So with no futher ado, here is the script:

#!/usr/bin/env python
import os, re, time

# DEATH FUNCTION
def die(msg):
	print ' [*] ERROR: %s' % msg
	exit(1)

# ENSURE WE ARE ROOT
def checkroot():
	if os.getuid() != 0:
		die('Run this program as root.')
	return

# GET NETWORK INFO
def getessid(dev):
	nets = os.popen('iwlist %s scan' % dev).read()
	pat  = re.compile(r'ESSID:".*"')
	mess = re.findall(pat, nets)
	found= []
	for find in mess:
		found.append(find.split('"')[1].split('"')[0])
	return found

# GET GPS INFO
def getposition(dev):
	pos = os.popen('gpsbabel -i garmin,get_posn -f %s' % dev).read()
	pos = pos.splitlines()[1].split(' ')
	return [pos[1],pos[2]]

# RUN IT
def main():
	checkroot()
	found = getessid('eth1')
	pos   = getposition('/dev/ttyUSB0')
	for find in found:
		print 'ESSID: %s @ %s | %s' % (find,pos[0],pos[1])
	exit(0)

if __name__ == '__main__':
	main()

So what you see here is that I’m using os.popen() to call my programs to draw data.  Unfortunately, iwlist is painfully slow, to the point there’d be a five second delay on some slower machines between the call and having the data ready.  This is why I want to develop the application to not be dependent on other programs, but for the time being, this works as proof of concept in the data gathering stage.  It’s now just a matter of adjusting the code to run this constantly and load data to an overlay when entering and leaving an ESSID’s area.

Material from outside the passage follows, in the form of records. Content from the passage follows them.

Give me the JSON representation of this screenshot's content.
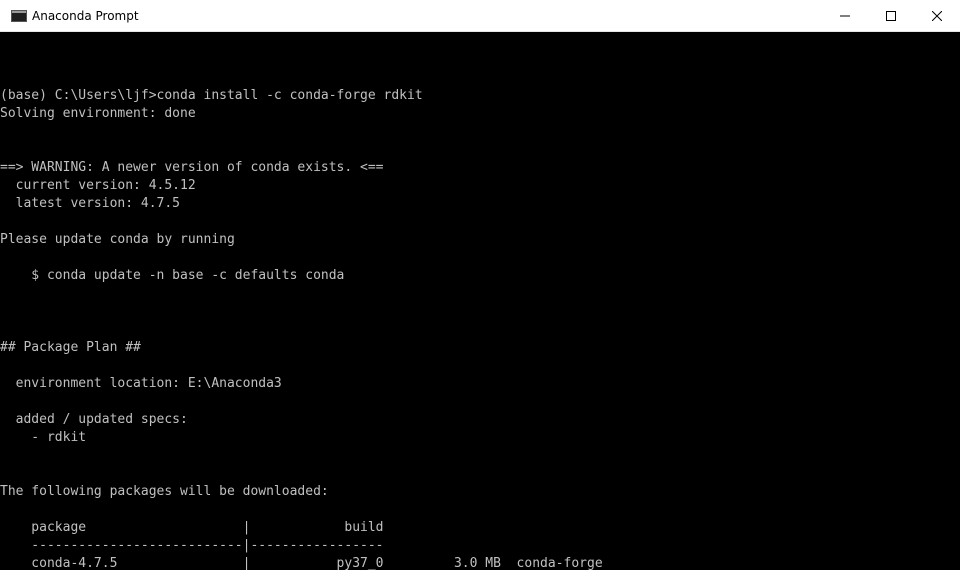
{
  "window": {
    "title": "Anaconda Prompt",
    "icon": "console-icon",
    "controls": {
      "minimize_icon": "minimize-icon",
      "maximize_icon": "maximize-icon",
      "close_icon": "close-icon"
    }
  },
  "colors": {
    "console_background": "#000000",
    "console_text": "#c0c0c0",
    "titlebar_background": "#ffffff"
  },
  "console": {
    "lines": [
      "(base) C:\\Users\\ljf>conda install -c conda-forge rdkit",
      "Solving environment: done",
      "",
      "",
      "==> WARNING: A newer version of conda exists. <==",
      "  current version: 4.5.12",
      "  latest version: 4.7.5",
      "",
      "Please update conda by running",
      "",
      "    $ conda update -n base -c defaults conda",
      "",
      "",
      "",
      "## Package Plan ##",
      "",
      "  environment location: E:\\Anaconda3",
      "",
      "  added / updated specs:",
      "    - rdkit",
      "",
      "",
      "The following packages will be downloaded:",
      "",
      "    package                    |            build",
      "    ---------------------------|-----------------",
      "    conda-4.7.5                |           py37_0         3.0 MB  conda-forge"
    ]
  }
}
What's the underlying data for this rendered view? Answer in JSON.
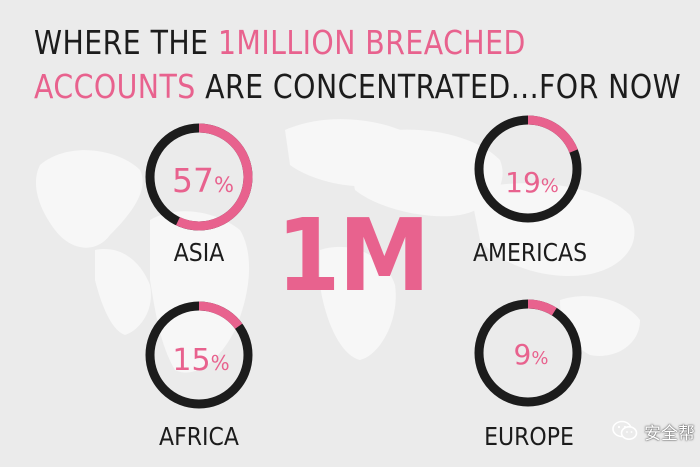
{
  "title": {
    "line1_pre": "WHERE THE ",
    "line1_highlight": "1MILLION BREACHED",
    "line2_highlight": "ACCOUNTS",
    "line2_post": " ARE CONCENTRATED...FOR NOW"
  },
  "center_label": "1M",
  "colors": {
    "accent": "#e8628e",
    "ring": "#1c1c1c",
    "background": "#ebebeb",
    "map": "#f7f7f7",
    "text": "#1c1c1c"
  },
  "chart_data": {
    "type": "pie",
    "style": "donut-gauges",
    "title": "WHERE THE 1MILLION BREACHED ACCOUNTS ARE CONCENTRATED...FOR NOW",
    "total_label": "1M",
    "categories": [
      "ASIA",
      "AMERICAS",
      "AFRICA",
      "EUROPE"
    ],
    "values": [
      57,
      19,
      15,
      9
    ],
    "unit": "%",
    "series": [
      {
        "name": "ASIA",
        "value": 57,
        "label": "57",
        "unit": "%"
      },
      {
        "name": "AMERICAS",
        "value": 19,
        "label": "19",
        "unit": "%"
      },
      {
        "name": "AFRICA",
        "value": 15,
        "label": "15",
        "unit": "%"
      },
      {
        "name": "EUROPE",
        "value": 9,
        "label": "9",
        "unit": "%"
      }
    ]
  },
  "watermark": {
    "text": "安全帮",
    "icon": "wechat-icon"
  }
}
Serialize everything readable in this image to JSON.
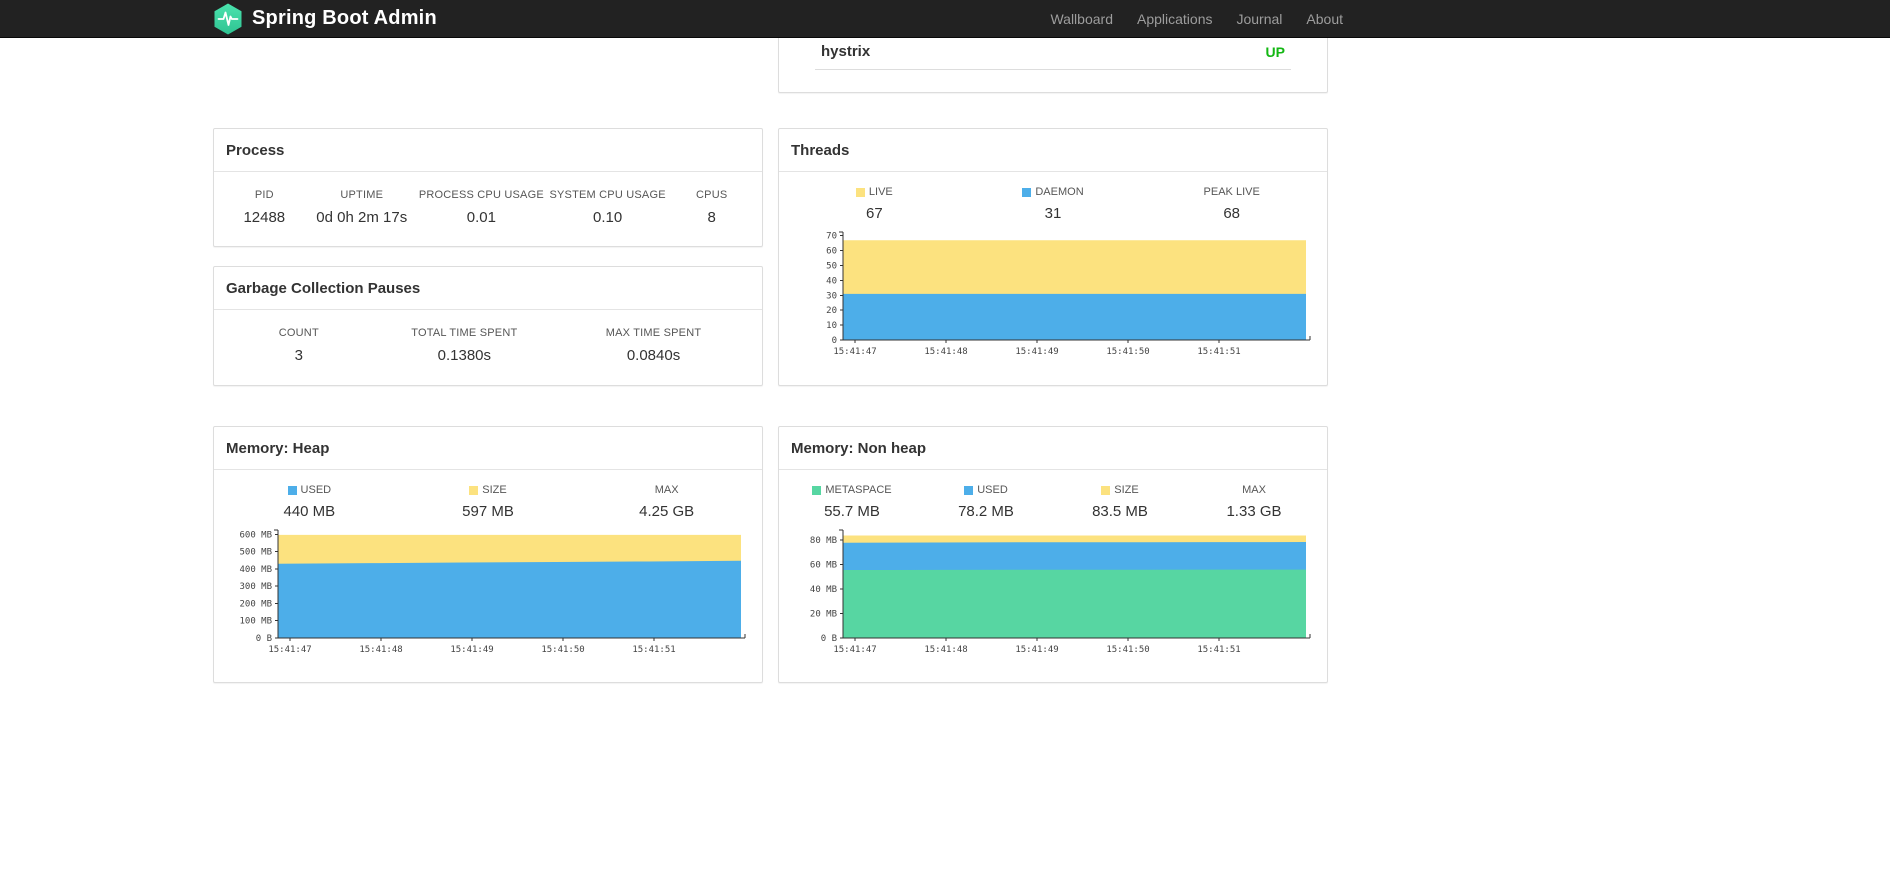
{
  "navbar": {
    "brand": "Spring Boot Admin",
    "links": [
      {
        "label": "Wallboard"
      },
      {
        "label": "Applications"
      },
      {
        "label": "Journal"
      },
      {
        "label": "About"
      }
    ]
  },
  "applications_panel": {
    "row": {
      "name": "hystrix",
      "status": "UP",
      "status_color": "#13b713"
    }
  },
  "process": {
    "title": "Process",
    "metrics": [
      {
        "label": "PID",
        "value": "12488"
      },
      {
        "label": "UPTIME",
        "value": "0d 0h 2m 17s"
      },
      {
        "label": "PROCESS CPU USAGE",
        "value": "0.01"
      },
      {
        "label": "SYSTEM CPU USAGE",
        "value": "0.10"
      },
      {
        "label": "CPUS",
        "value": "8"
      }
    ]
  },
  "gc": {
    "title": "Garbage Collection Pauses",
    "metrics": [
      {
        "label": "COUNT",
        "value": "3"
      },
      {
        "label": "TOTAL TIME SPENT",
        "value": "0.1380s"
      },
      {
        "label": "MAX TIME SPENT",
        "value": "0.0840s"
      }
    ]
  },
  "threads": {
    "title": "Threads",
    "legend": [
      {
        "label": "LIVE",
        "value": "67",
        "color": "#fce27f"
      },
      {
        "label": "DAEMON",
        "value": "31",
        "color": "#4daee9"
      },
      {
        "label": "PEAK LIVE",
        "value": "68",
        "color": null
      }
    ]
  },
  "heap": {
    "title": "Memory: Heap",
    "legend": [
      {
        "label": "USED",
        "value": "440 MB",
        "color": "#4daee9"
      },
      {
        "label": "SIZE",
        "value": "597 MB",
        "color": "#fce27f"
      },
      {
        "label": "MAX",
        "value": "4.25 GB",
        "color": null
      }
    ]
  },
  "nonheap": {
    "title": "Memory: Non heap",
    "legend": [
      {
        "label": "METASPACE",
        "value": "55.7 MB",
        "color": "#57d6a2"
      },
      {
        "label": "USED",
        "value": "78.2 MB",
        "color": "#4daee9"
      },
      {
        "label": "SIZE",
        "value": "83.5 MB",
        "color": "#fce27f"
      },
      {
        "label": "MAX",
        "value": "1.33 GB",
        "color": null
      }
    ]
  },
  "chart_data": [
    {
      "id": "threads",
      "type": "area",
      "title": "Threads",
      "x": [
        "15:41:47",
        "15:41:48",
        "15:41:49",
        "15:41:50",
        "15:41:51"
      ],
      "ylim": [
        0,
        72.5
      ],
      "yticks": [
        {
          "v": 0,
          "l": "0"
        },
        {
          "v": 10,
          "l": "10"
        },
        {
          "v": 20,
          "l": "20"
        },
        {
          "v": 30,
          "l": "30"
        },
        {
          "v": 40,
          "l": "40"
        },
        {
          "v": 50,
          "l": "50"
        },
        {
          "v": 60,
          "l": "60"
        },
        {
          "v": 70,
          "l": "70"
        }
      ],
      "series": [
        {
          "name": "LIVE",
          "color": "#fce27f",
          "values": [
            67,
            67,
            67,
            67,
            67,
            67
          ]
        },
        {
          "name": "DAEMON",
          "color": "#4daee9",
          "values": [
            31,
            31,
            31,
            31,
            31,
            31
          ]
        }
      ]
    },
    {
      "id": "memory-heap",
      "type": "area",
      "title": "Memory: Heap",
      "x": [
        "15:41:47",
        "15:41:48",
        "15:41:49",
        "15:41:50",
        "15:41:51"
      ],
      "ylim": [
        0,
        625
      ],
      "yticks": [
        {
          "v": 0,
          "l": "0 B"
        },
        {
          "v": 100,
          "l": "100 MB"
        },
        {
          "v": 200,
          "l": "200 MB"
        },
        {
          "v": 300,
          "l": "300 MB"
        },
        {
          "v": 400,
          "l": "400 MB"
        },
        {
          "v": 500,
          "l": "500 MB"
        },
        {
          "v": 600,
          "l": "600 MB"
        }
      ],
      "series": [
        {
          "name": "SIZE",
          "color": "#fce27f",
          "values": [
            597,
            597,
            597,
            597,
            597,
            597
          ]
        },
        {
          "name": "USED",
          "color": "#4daee9",
          "values": [
            430,
            433,
            437,
            440,
            443,
            447
          ]
        }
      ]
    },
    {
      "id": "memory-nonheap",
      "type": "area",
      "title": "Memory: Non heap",
      "x": [
        "15:41:47",
        "15:41:48",
        "15:41:49",
        "15:41:50",
        "15:41:51"
      ],
      "ylim": [
        0,
        88
      ],
      "yticks": [
        {
          "v": 0,
          "l": "0 B"
        },
        {
          "v": 20,
          "l": "20 MB"
        },
        {
          "v": 40,
          "l": "40 MB"
        },
        {
          "v": 60,
          "l": "60 MB"
        },
        {
          "v": 80,
          "l": "80 MB"
        }
      ],
      "series": [
        {
          "name": "SIZE",
          "color": "#fce27f",
          "values": [
            83.5,
            83.5,
            83.5,
            83.5,
            83.5,
            83.5
          ]
        },
        {
          "name": "USED",
          "color": "#4daee9",
          "values": [
            77.6,
            77.8,
            78.0,
            78.0,
            78.1,
            78.2
          ]
        },
        {
          "name": "METASPACE",
          "color": "#57d6a2",
          "values": [
            55.4,
            55.5,
            55.6,
            55.6,
            55.7,
            55.7
          ]
        }
      ]
    }
  ]
}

Any comments for improvements?  Don’t forget, you can join this project any time on SourceForge!

Garmin Wardriver

For my birthday, my wife got me a GPS (Garmin Venture HC).  I have been disappointed in it’s integration with Linux, most particularly it’s ability to communicate with gpsd (usb input, not serial).  I had high hopes of doing some wardriving and kismet does not gather any of the data despite it’s configuration.  I can get gpsd to get some cryptic messages from the device but I found that this command: `gpsbabel -T -t garmin -f /dev/ttyUSB0` will generate the current coordinates.  So instead of getting frustrated, I’ve decided to open my first SourceForge project.  You can find it listed as Garmin Wardriver.

The concept seems simple enough, generate location through direct communication with the GPS device or through the gpsbabel command above and then gather a list of local ESSID’s with their strength.  With this data, updated each second, one could generate a location for entering an ESSID’s area, it’s strength as you move through and when out.  Output this to an overlay for a program such as Google Earth and that is a wardriver!  I can see this branching to more advanced uses but for the basic proof of concept, a command line program should suffice.  This will be written in Python and I’ve looked into utilizing the pygarmin and pywifi modules instead of generating information from preexisting programs.